A spokesman for Indonesia's attorney-general's office said Bashir would soon be transferred from police custody at Jakarta Police Headquarters and placed under the jurisdiction of the attorney.
"Our prosecutors are now drafting charges against Bashir while waiting for the police to hand him over to us," Kemas Yahya Rahman told the Jakarta Post.
"Usually by this stage, we will bring a suspect to court within a month."
Bashir's lawyer Adnan Wirawan said the legal team had yet to be formally advised when the trial, which could end in the death penalty for the 65-year-old, will begin.
"It will be held soon in the South Jakarta district court," he said.
Kemas refused to say what charges the prosecutors would present against Bashir, who has been accused of links to terrorist attacks across Indonesia since 1999, including the Bali bombings and the attack on the Marriott Hotel in Jakarta, which together killed 214 people.
But investigators are expected to base their case on evidence from jailed JI members in Indonesia and overseas to prove Bashir was the emir, or leader, or JI.
Some of that evidence would include a report from JI's secret "military academy" in the southern Philippines sent to Bashir along with a letter from the training camp governor Hafid Ibrahim al Mustofa, alias Abu Tolud.
Other documents allege Bashir inducted JI militants at a passing out parade at the Hudaibiyah camp in the Philippines in April 2000.

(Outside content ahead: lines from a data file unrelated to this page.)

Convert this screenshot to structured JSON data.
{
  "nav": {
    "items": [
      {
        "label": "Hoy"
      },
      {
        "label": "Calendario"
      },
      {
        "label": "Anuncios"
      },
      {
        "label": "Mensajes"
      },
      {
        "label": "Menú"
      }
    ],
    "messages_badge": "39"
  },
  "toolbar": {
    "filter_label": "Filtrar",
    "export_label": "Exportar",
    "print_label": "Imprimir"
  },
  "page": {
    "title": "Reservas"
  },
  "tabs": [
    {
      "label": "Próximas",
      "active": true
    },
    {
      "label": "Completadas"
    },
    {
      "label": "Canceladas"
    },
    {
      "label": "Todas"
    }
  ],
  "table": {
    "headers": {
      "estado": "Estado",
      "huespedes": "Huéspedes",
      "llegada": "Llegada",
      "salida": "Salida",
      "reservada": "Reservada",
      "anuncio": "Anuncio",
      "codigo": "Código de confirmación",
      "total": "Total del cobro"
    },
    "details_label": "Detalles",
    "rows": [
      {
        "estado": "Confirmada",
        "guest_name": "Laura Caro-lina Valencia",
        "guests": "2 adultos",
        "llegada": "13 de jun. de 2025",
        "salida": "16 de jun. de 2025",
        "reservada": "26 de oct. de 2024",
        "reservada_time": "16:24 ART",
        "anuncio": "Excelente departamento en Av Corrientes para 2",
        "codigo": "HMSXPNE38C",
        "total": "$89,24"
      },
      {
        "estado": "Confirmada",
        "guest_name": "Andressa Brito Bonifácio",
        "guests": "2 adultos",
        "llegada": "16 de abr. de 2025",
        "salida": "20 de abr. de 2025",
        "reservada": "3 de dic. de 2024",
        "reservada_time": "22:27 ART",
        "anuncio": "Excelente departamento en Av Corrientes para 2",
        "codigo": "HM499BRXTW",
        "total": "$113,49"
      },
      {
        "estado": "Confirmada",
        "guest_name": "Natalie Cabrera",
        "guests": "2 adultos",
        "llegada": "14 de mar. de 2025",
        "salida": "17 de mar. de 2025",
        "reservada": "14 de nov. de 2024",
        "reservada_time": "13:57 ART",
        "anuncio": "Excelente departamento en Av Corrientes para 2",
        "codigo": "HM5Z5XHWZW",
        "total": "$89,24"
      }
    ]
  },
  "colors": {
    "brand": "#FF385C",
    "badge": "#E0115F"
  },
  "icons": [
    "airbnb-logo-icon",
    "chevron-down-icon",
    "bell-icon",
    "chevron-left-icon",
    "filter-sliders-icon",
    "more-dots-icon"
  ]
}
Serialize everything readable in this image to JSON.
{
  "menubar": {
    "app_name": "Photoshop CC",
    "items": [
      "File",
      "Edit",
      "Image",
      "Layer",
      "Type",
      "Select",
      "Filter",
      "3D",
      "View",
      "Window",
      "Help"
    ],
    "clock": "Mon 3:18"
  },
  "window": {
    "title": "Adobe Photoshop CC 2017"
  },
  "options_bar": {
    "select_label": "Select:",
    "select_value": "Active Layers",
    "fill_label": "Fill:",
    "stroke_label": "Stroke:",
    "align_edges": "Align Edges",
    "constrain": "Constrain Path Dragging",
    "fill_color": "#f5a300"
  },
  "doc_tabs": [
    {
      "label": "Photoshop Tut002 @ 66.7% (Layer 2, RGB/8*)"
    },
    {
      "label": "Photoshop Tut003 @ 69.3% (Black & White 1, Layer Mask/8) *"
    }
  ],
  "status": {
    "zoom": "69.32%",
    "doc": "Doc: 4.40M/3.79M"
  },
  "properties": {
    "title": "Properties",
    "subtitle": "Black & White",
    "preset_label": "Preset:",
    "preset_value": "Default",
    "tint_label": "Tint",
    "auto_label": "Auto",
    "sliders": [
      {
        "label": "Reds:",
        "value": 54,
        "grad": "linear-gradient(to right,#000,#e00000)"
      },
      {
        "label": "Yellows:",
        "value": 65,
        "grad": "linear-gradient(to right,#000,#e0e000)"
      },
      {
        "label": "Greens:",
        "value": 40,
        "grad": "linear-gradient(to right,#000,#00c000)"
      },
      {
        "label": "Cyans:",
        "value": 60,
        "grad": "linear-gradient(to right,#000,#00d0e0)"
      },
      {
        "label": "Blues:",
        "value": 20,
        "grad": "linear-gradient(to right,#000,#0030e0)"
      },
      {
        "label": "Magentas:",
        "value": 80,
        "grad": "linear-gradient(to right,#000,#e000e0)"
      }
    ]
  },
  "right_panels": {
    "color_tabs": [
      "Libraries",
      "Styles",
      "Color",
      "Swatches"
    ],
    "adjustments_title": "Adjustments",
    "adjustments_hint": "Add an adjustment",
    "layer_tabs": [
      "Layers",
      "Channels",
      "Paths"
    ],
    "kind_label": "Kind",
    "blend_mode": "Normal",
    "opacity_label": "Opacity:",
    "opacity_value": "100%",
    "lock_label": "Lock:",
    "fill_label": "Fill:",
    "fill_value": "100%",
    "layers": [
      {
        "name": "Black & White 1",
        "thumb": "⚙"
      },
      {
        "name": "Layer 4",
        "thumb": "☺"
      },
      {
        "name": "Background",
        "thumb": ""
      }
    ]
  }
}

Police named Bashir as terrorist suspect on April 16 and charged him under four sections of the anti-terrorism laws related to planning, aiding and perpetrating terrorist attacks.
A previous attempt to convict him last year failed amid allegations of police blunders.
Instead, he was sentenced to prison for minor immigration offences and document forgery.
Bashir was rearrested in April after serving 18 months in jail, triggering riots among his supporters and clashes with police.
Bashir has always denied links to terrorism and claims he is being victimised because he campaigns for Islamic law in Indonesia.
He has accused Indonesia's government of bowing to pressure from the United States and Australia for a new trial.
Source: The Age.
Ps: Amatlah dikesali, demi tekanan antarabangsa atas nama "memerangi gerakan keganasan" (spell memerangi gerakan Islamiah)... dai'e yang seorang ni juga menjadi yang scapegoat.